▸ Work task: Could you reproduce every record below exactly as it stands?

[Items from a data source]
-*-
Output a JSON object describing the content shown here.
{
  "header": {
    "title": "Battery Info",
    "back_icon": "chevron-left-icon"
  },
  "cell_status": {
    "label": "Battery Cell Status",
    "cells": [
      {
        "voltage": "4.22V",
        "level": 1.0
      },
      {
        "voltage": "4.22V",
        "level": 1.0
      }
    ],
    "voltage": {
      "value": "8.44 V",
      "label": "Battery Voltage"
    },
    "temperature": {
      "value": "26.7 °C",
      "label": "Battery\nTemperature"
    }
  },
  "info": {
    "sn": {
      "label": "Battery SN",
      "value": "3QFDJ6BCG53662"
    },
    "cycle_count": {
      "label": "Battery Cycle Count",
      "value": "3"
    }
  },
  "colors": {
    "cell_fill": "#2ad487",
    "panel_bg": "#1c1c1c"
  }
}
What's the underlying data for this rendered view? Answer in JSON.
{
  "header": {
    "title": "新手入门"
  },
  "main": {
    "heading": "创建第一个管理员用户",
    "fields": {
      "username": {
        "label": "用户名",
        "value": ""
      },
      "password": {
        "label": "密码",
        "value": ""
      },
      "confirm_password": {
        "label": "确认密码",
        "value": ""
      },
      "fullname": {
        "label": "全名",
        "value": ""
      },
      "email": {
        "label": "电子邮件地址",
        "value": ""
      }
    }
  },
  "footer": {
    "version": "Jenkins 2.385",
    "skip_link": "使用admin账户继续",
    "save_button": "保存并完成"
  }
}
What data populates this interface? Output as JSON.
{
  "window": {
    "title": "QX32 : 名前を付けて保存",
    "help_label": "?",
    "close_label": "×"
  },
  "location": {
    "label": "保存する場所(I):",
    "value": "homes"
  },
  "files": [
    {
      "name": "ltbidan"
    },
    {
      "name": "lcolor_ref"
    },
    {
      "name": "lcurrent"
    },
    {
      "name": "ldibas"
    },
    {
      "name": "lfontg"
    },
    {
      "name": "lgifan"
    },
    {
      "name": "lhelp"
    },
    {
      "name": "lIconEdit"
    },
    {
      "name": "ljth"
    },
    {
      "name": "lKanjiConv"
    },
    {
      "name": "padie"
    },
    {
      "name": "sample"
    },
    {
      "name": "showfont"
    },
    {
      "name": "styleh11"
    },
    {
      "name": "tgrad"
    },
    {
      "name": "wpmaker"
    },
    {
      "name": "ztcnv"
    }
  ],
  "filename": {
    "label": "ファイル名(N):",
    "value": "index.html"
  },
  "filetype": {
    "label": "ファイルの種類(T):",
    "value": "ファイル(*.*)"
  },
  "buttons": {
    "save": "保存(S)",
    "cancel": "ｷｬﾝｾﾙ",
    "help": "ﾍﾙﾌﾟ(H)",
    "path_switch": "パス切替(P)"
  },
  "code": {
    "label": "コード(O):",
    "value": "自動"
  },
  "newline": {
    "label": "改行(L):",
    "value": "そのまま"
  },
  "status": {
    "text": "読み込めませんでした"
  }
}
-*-
▸ Solution to this exercise:
Output a JSON object describing the content shown here.
{
  "header": {
    "title": "Battery Info",
    "back_icon": "chevron-left-icon"
  },
  "cell_status": {
    "label": "Battery Cell Status",
    "cells": [
      {
        "voltage": "4.22V",
        "level": 1.0
      },
      {
        "voltage": "4.22V",
        "level": 1.0
      }
    ],
    "voltage": {
      "value": "8.44 V",
      "label": "Battery Voltage"
    },
    "temperature": {
      "value": "26.7 °C",
      "label": "Battery\nTemperature"
    }
  },
  "info": {
    "sn": {
      "label": "Battery SN",
      "value": "3QFDJ6BCG53662"
    },
    "cycle_count": {
      "label": "Battery Cycle Count",
      "value": "3"
    }
  },
  "colors": {
    "cell_fill": "#2ad487",
    "panel_bg": "#1c1c1c"
  }
}
What's the underlying data for this rendered view? Answer in JSON.
{
  "header": {
    "title": "新手入门"
  },
  "main": {
    "heading": "创建第一个管理员用户",
    "fields": {
      "username": {
        "label": "用户名",
        "value": ""
      },
      "password": {
        "label": "密码",
        "value": ""
      },
      "confirm_password": {
        "label": "确认密码",
        "value": ""
      },
      "fullname": {
        "label": "全名",
        "value": ""
      },
      "email": {
        "label": "电子邮件地址",
        "value": ""
      }
    }
  },
  "footer": {
    "version": "Jenkins 2.385",
    "skip_link": "使用admin账户继续",
    "save_button": "保存并完成"
  }
}
What data populates this interface? Output as JSON.
{
  "window": {
    "title": "QX32 : 名前を付けて保存",
    "help_label": "?",
    "close_label": "×"
  },
  "location": {
    "label": "保存する場所(I):",
    "value": "homes"
  },
  "files": [
    {
      "name": "ltbidan"
    },
    {
      "name": "lcolor_ref"
    },
    {
      "name": "lcurrent"
    },
    {
      "name": "ldibas"
    },
    {
      "name": "lfontg"
    },
    {
      "name": "lgifan"
    },
    {
      "name": "lhelp"
    },
    {
      "name": "lIconEdit"
    },
    {
      "name": "ljth"
    },
    {
      "name": "lKanjiConv"
    },
    {
      "name": "padie"
    },
    {
      "name": "sample"
    },
    {
      "name": "showfont"
    },
    {
      "name": "styleh11"
    },
    {
      "name": "tgrad"
    },
    {
      "name": "wpmaker"
    },
    {
      "name": "ztcnv"
    }
  ],
  "filename": {
    "label": "ファイル名(N):",
    "value": "index.html"
  },
  "filetype": {
    "label": "ファイルの種類(T):",
    "value": "ファイル(*.*)"
  },
  "buttons": {
    "save": "保存(S)",
    "cancel": "ｷｬﾝｾﾙ",
    "help": "ﾍﾙﾌﾟ(H)",
    "path_switch": "パス切替(P)"
  },
  "code": {
    "label": "コード(O):",
    "value": "自動"
  },
  "newline": {
    "label": "改行(L):",
    "value": "そのまま"
  },
  "status": {
    "text": "読み込めませんでした"
  }
}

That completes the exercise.